* Outlines a series of stages that help you structure your story to fit the needs of a 120-page screenplay
* Explains how to adapt anything for Hollywood, from a single sentence story idea all the way to a thousand-page novel
* Advises on the tricky subject of just how faithful your adaptation should be
* Features helpful hints from Hollywood bigwigs-award-winning television writer Larry Brody; screenwriter and script reader Henry Jones; screenwriter and author Robin Russin; screenwriter and author Simon Rose; and more
Foreword by Jeff Arch.



1. A Short History of Adaptations.

2. Professor K.’s Five-Step Adaptation Process.

3. Legal Issues of Adaptations.

4. How Faithful Should Adaptations Be?

Case Study: Harry Potter and the Sorcerer’s Stone.

5. Mining the Vein and Extracting the Gold.

Case Study: The Shawshank Redemption.

6. Truth, Lies, and Alternative Structures.

Case Study: Rashomon.

7. Compiling Characters, Cherry-Picking, and Captain Phenomenal.

Case Study: The Patriot.
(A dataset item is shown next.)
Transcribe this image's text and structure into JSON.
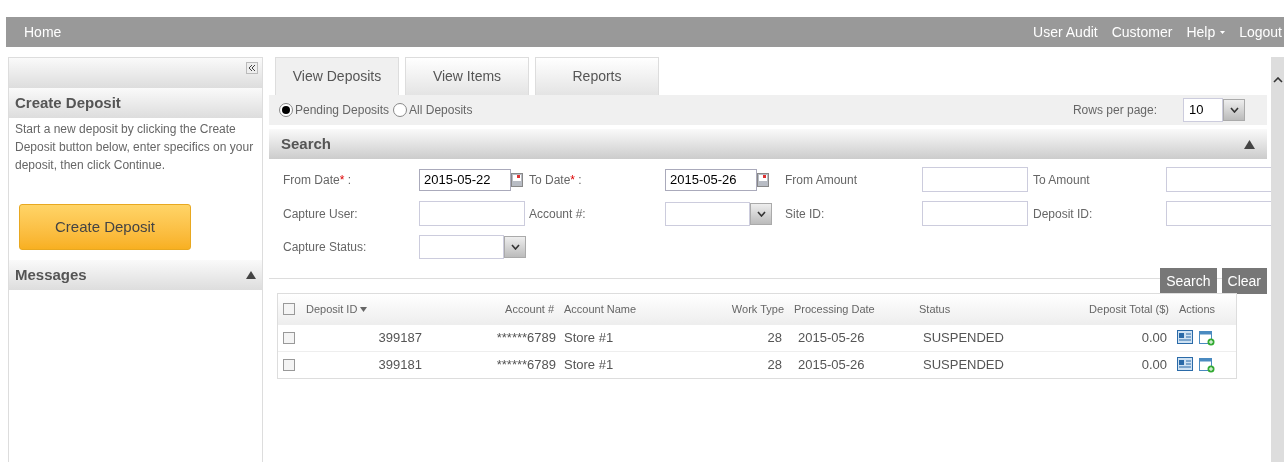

8. Reinterpreting and Reinventing the Storytelling Wheel.

Case Study: O Brother, Where Art Thou?

9. I Know It Really Happened That Way, But . . . .

Case Study: Madison.

10. Learning by Writing Across the Genres.

Case Study: Glengarry Glen Ross.

11. Good, Evil, and the Eternal Combat Over Adaptations.

Case Study: X-Men.

12. Smart Choices with Source Material.

Case Study: Shiloh.

13. Hints from and Interviews with Hollywood Bigwigs.